Eating disorders are characterized by disturbances in eating behavior. Eating Disorders have become so common in this country that it becoming hard to remember what "normal" is. There are three types of eating disorders: anorexia nervosa, bulimia nervosa, and binge eating.
Anorexia is characterized by failure to maintain body weight of at least 85% of what is expected, fear of losing control over your weight or of becoming 'fat.' There is typically a distorted body image, where the individual sees themselves as overweight despite overwhelming evidence to the contrary. Anorexia and the underlying causes are very treatable, but can easily lead to severe physical problems and death if it is allowed to continue.
- Preoccupation with food, calories, and nutrition
- Denial of hunger
- Excessive dieting and/or exercising
- Frequent weighing
- Claiming to "feel" fat while continuing to lose weight
- Distorted body image
- Feeling bloated or nauseated after eating normal or less than normal amounts of food
- Hair loss
- Feeling cold even though the temperature is normal
- Interruption of menstrual cycle (for women)
Bulimia is characterized by bingeing (the intake of large quantities of food) and purging (elimination of the food through artificial means such as forced vomiting, excessive use of laxatives, periods of fasting, or excessive exercise).
- Excessive concern about weight
- Strict dieting followed by periods of binge eating
- Reacting to emotional stress by overeating
- Expressing guilt or shame about eating
- Depressive moods
- Feeling out of control in situations involving food
- Possible weight fluctuations
- Vomiting after eating
- Excessive use of laxative or diuretics
- Obsessive exercising
Binge Eating Disorder is characterized by the consumption of very large amounts of food in a short period of time. By far this is the most prevalent eating disorder in the U.S. it actually is considered a Obsessive Compulsive Disorder. It is seen more in adults than children unlike the other eating disorders. What makes this an eating disorder is the addiction to eating large amounts of food and repeated relapsing while trying to return to healthy eating.
- Eating in the absence of hunger
- Feeling out of control when eating
- Feeling guilty about eating
- Eating during stressful times to feel better
To learn more about eating disorders and local support groups visit The Elisa Project.

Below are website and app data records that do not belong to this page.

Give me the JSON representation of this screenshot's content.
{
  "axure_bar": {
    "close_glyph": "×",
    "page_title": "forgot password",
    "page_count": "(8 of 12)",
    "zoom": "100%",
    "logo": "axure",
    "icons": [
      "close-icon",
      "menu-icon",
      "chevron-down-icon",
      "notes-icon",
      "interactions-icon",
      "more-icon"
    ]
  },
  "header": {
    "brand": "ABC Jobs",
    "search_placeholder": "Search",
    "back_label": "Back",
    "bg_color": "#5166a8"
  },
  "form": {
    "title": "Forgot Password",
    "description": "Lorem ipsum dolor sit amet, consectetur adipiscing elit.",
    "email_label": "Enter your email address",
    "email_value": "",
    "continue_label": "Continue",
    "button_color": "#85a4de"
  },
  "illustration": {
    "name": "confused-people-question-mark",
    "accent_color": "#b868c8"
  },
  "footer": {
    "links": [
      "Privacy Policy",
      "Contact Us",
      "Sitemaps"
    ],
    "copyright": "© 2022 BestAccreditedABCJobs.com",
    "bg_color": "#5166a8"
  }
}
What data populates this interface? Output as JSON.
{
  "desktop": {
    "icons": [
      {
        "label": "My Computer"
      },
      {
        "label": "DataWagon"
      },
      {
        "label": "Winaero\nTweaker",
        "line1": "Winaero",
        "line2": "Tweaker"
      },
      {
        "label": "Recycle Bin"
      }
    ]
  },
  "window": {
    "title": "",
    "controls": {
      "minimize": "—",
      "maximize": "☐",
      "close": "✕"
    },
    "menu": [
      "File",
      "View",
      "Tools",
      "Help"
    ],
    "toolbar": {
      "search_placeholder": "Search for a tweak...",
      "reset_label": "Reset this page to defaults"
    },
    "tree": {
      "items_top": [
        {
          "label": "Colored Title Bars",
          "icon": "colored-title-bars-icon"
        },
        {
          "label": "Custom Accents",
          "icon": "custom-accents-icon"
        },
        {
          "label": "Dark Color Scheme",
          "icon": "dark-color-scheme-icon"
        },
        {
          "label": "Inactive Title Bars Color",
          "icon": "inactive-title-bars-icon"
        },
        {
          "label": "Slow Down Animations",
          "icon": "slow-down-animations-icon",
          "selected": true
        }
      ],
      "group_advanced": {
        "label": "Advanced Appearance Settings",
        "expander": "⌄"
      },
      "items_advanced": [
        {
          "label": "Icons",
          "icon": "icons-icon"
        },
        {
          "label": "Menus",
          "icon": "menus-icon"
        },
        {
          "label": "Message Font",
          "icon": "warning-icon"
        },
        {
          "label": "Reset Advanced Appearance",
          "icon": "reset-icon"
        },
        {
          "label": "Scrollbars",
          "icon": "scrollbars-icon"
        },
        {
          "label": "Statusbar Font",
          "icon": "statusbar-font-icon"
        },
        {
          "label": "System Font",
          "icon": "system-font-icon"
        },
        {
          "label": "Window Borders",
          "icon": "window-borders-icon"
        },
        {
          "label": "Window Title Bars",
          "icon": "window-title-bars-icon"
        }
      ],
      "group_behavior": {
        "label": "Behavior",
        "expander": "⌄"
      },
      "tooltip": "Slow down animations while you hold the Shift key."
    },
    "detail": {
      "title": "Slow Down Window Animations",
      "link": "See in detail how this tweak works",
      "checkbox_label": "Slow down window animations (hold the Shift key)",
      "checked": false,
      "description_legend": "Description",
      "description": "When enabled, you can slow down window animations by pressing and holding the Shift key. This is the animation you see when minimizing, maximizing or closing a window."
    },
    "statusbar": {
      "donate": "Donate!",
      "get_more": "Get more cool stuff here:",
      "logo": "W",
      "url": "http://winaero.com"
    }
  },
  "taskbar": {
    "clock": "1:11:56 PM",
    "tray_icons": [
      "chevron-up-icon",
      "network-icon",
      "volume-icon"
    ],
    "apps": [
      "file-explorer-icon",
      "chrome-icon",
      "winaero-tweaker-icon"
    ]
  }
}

The Insights therapist who specializes in working with eating disorders is Suzanne Johndrow Feiler. Call Insights Therapy today at 214.706.0508, click here to email us, or click here to schedule an appointment. Insights offers flexible scheduling with daytime, evening and weekend appointments.